** Exercise brief **
Search the listing below for the word "value" and copy each line where it appears.

==*==

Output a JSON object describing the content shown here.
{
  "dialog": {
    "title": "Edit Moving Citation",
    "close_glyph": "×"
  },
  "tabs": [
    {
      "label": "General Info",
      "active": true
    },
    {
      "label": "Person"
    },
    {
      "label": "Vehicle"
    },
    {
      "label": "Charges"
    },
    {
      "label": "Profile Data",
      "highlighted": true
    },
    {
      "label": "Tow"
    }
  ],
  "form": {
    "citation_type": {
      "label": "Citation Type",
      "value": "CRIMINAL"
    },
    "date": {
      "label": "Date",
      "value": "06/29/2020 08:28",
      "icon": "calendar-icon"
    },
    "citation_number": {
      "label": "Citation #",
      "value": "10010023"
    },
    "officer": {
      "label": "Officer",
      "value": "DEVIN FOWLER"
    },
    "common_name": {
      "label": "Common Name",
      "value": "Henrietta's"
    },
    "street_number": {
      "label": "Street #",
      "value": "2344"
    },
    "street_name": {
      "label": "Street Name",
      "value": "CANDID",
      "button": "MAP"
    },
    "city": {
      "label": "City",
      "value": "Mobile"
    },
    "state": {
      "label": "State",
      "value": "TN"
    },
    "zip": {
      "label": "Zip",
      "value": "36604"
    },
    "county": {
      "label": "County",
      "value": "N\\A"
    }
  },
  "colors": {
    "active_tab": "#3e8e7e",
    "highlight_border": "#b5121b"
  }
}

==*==

** Answer for the task **
      "value": "CRIMINAL"
      "value": "06/29/2020 08:28",
      "value": "10010023"
      "value": "DEVIN FOWLER"
      "value": "Henrietta's"
      "value": "2344"
      "value": "CANDID",
      "value": "Mobile"
      "value": "TN"
      "value": "36604"
      "value": "N\\A"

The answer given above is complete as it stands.